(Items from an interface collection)

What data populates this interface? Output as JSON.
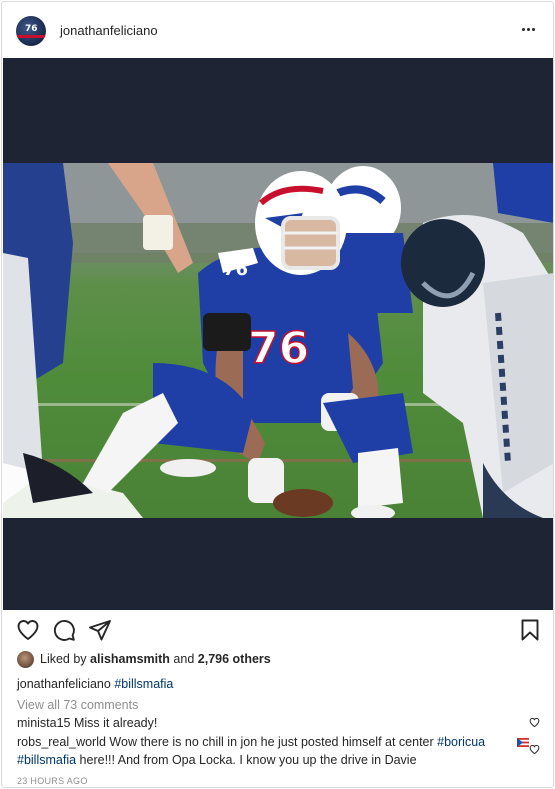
{
  "post": {
    "author": "jonathanfeliciano",
    "avatar_jersey_number": "76",
    "more_icon": "more-horizontal-icon"
  },
  "media": {
    "jersey_number": "76",
    "helmet_brand": "BILLS"
  },
  "actions": {
    "icons": [
      "heart-icon",
      "comment-icon",
      "share-icon",
      "bookmark-icon"
    ]
  },
  "likes": {
    "prefix": "Liked by ",
    "liker": "alishamsmith",
    "middle": " and ",
    "others": "2,796 others"
  },
  "caption": {
    "user": "jonathanfeliciano",
    "hashtag": "#billsmafia"
  },
  "comments_link": "View all 73 comments",
  "comments": [
    {
      "user": "minista15",
      "text": "Miss it already!"
    },
    {
      "user": "robs_real_world",
      "text": "Wow there is no chill in jon he just posted himself at center",
      "hashtag1": "#boricua",
      "hashtag2": "#billsmafia",
      "text2": "here!!! And from Opa Locka. I know you up the drive in Davie"
    }
  ],
  "timestamp": "23 HOURS AGO",
  "colors": {
    "text": "#262626",
    "muted": "#8e8e8e",
    "hashtag": "#00376b",
    "media_background": "#1e2433",
    "bills_blue": "#1f3fa6",
    "bills_red": "#c8102e"
  }
}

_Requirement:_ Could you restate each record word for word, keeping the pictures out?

_Answer box:_
What data populates this interface? Output as JSON.
{
  "post": {
    "author": "jonathanfeliciano",
    "avatar_jersey_number": "76",
    "more_icon": "more-horizontal-icon"
  },
  "media": {
    "jersey_number": "76",
    "helmet_brand": "BILLS"
  },
  "actions": {
    "icons": [
      "heart-icon",
      "comment-icon",
      "share-icon",
      "bookmark-icon"
    ]
  },
  "likes": {
    "prefix": "Liked by ",
    "liker": "alishamsmith",
    "middle": " and ",
    "others": "2,796 others"
  },
  "caption": {
    "user": "jonathanfeliciano",
    "hashtag": "#billsmafia"
  },
  "comments_link": "View all 73 comments",
  "comments": [
    {
      "user": "minista15",
      "text": "Miss it already!"
    },
    {
      "user": "robs_real_world",
      "text": "Wow there is no chill in jon he just posted himself at center",
      "hashtag1": "#boricua",
      "hashtag2": "#billsmafia",
      "text2": "here!!! And from Opa Locka. I know you up the drive in Davie"
    }
  ],
  "timestamp": "23 HOURS AGO",
  "colors": {
    "text": "#262626",
    "muted": "#8e8e8e",
    "hashtag": "#00376b",
    "media_background": "#1e2433",
    "bills_blue": "#1f3fa6",
    "bills_red": "#c8102e"
  }
}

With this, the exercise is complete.